■ **Records shown**:
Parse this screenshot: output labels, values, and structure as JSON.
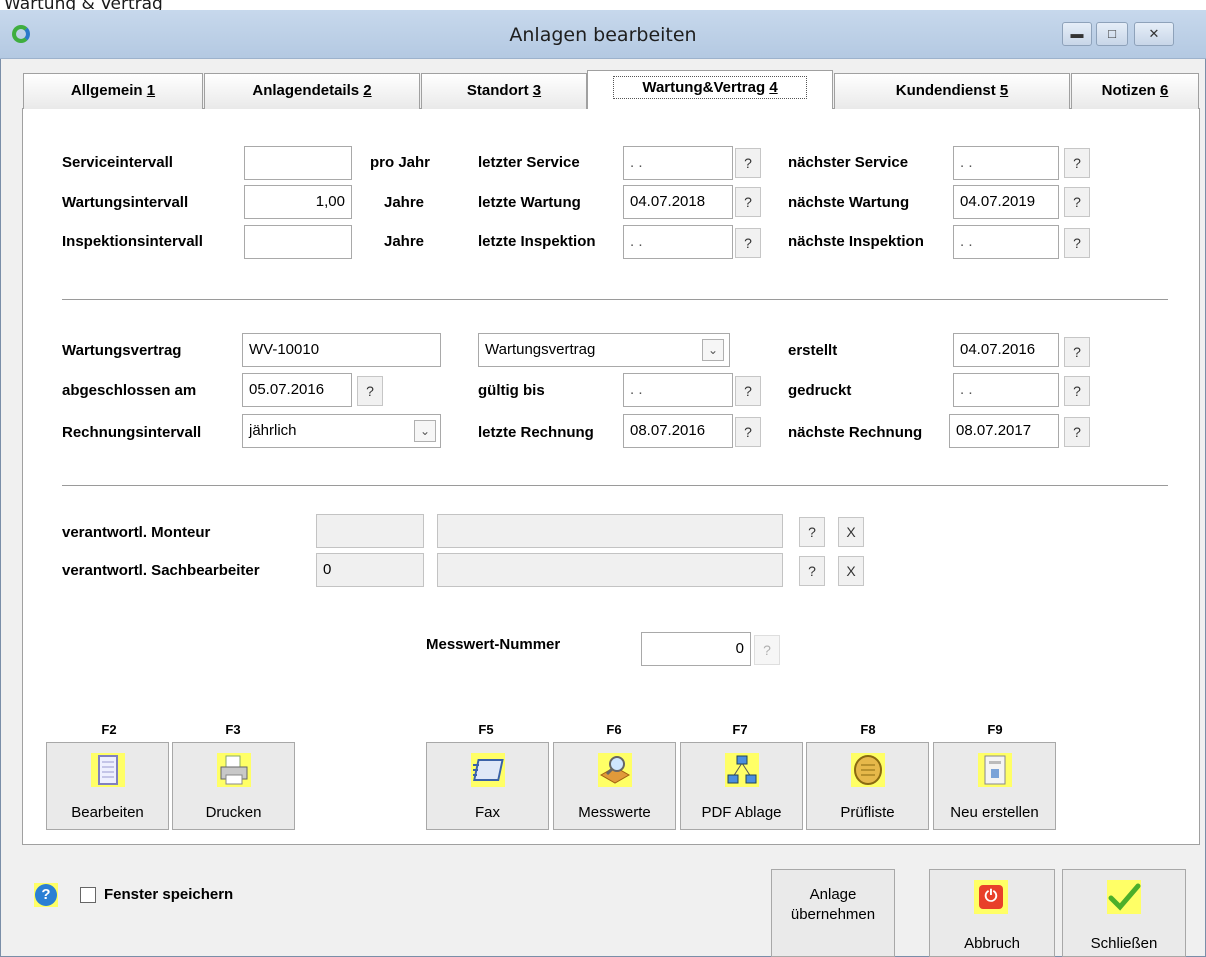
{
  "caption": "Wartung & Vertrag",
  "window": {
    "title": "Anlagen bearbeiten"
  },
  "tabs": [
    {
      "label": "Allgemein",
      "key": "1"
    },
    {
      "label": "Anlagendetails",
      "key": "2"
    },
    {
      "label": "Standort",
      "key": "3"
    },
    {
      "label": "Wartung&Vertrag",
      "key": "4"
    },
    {
      "label": "Kundendienst",
      "key": "5"
    },
    {
      "label": "Notizen",
      "key": "6"
    }
  ],
  "intervals": {
    "service_label": "Serviceintervall",
    "service_value": "",
    "service_unit": "pro Jahr",
    "wartung_label": "Wartungsintervall",
    "wartung_value": "1,00",
    "wartung_unit": "Jahre",
    "inspektion_label": "Inspektionsintervall",
    "inspektion_value": "",
    "inspektion_unit": "Jahre",
    "last_service_label": "letzter Service",
    "last_service_value": ". .",
    "last_wartung_label": "letzte Wartung",
    "last_wartung_value": "04.07.2018",
    "last_inspektion_label": "letzte Inspektion",
    "last_inspektion_value": ". .",
    "next_service_label": "nächster Service",
    "next_service_value": ". .",
    "next_wartung_label": "nächste Wartung",
    "next_wartung_value": "04.07.2019",
    "next_inspektion_label": "nächste Inspektion",
    "next_inspektion_value": ". ."
  },
  "contract": {
    "vertrag_label": "Wartungsvertrag",
    "vertrag_value": "WV-10010",
    "vertrag_type": "Wartungsvertrag",
    "erstellt_label": "erstellt",
    "erstellt_value": "04.07.2016",
    "abgeschlossen_label": "abgeschlossen am",
    "abgeschlossen_value": "05.07.2016",
    "gueltig_label": "gültig bis",
    "gueltig_value": ". .",
    "gedruckt_label": "gedruckt",
    "gedruckt_value": ". .",
    "rechnungsintervall_label": "Rechnungsintervall",
    "rechnungsintervall_value": "jährlich",
    "letzte_rechnung_label": "letzte Rechnung",
    "letzte_rechnung_value": "08.07.2016",
    "naechste_rechnung_label": "nächste Rechnung",
    "naechste_rechnung_value": "08.07.2017"
  },
  "responsible": {
    "monteur_label": "verantwortl. Monteur",
    "monteur_id": "",
    "monteur_name": "",
    "sachbearbeiter_label": "verantwortl. Sachbearbeiter",
    "sachbearbeiter_id": "0",
    "sachbearbeiter_name": "",
    "question": "?",
    "clear": "X"
  },
  "messwert": {
    "label": "Messwert-Nummer",
    "value": "0"
  },
  "toolbar": [
    {
      "fkey": "F2",
      "label": "Bearbeiten",
      "icon": "notepad-icon"
    },
    {
      "fkey": "F3",
      "label": "Drucken",
      "icon": "printer-icon"
    },
    {
      "fkey": "F5",
      "label": "Fax",
      "icon": "fax-icon"
    },
    {
      "fkey": "F6",
      "label": "Messwerte",
      "icon": "measure-icon"
    },
    {
      "fkey": "F7",
      "label": "PDF Ablage",
      "icon": "network-icon"
    },
    {
      "fkey": "F8",
      "label": "Prüfliste",
      "icon": "checklist-icon"
    },
    {
      "fkey": "F9",
      "label": "Neu erstellen",
      "icon": "document-new-icon"
    }
  ],
  "footer": {
    "save_window_label": "Fenster speichern",
    "anlage_label_1": "Anlage",
    "anlage_label_2": "übernehmen",
    "abbruch_label": "Abbruch",
    "schliessen_label": "Schließen"
  },
  "colors": {
    "icon_bg": "#ffff66",
    "help_blue": "#2a7fd4",
    "abort_red": "#e8402a",
    "ok_green": "#4caf2a"
  }
}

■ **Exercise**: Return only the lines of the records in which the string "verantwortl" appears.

■ **Task output**:
    "monteur_label": "verantwortl. Monteur",
    "sachbearbeiter_label": "verantwortl. Sachbearbeiter",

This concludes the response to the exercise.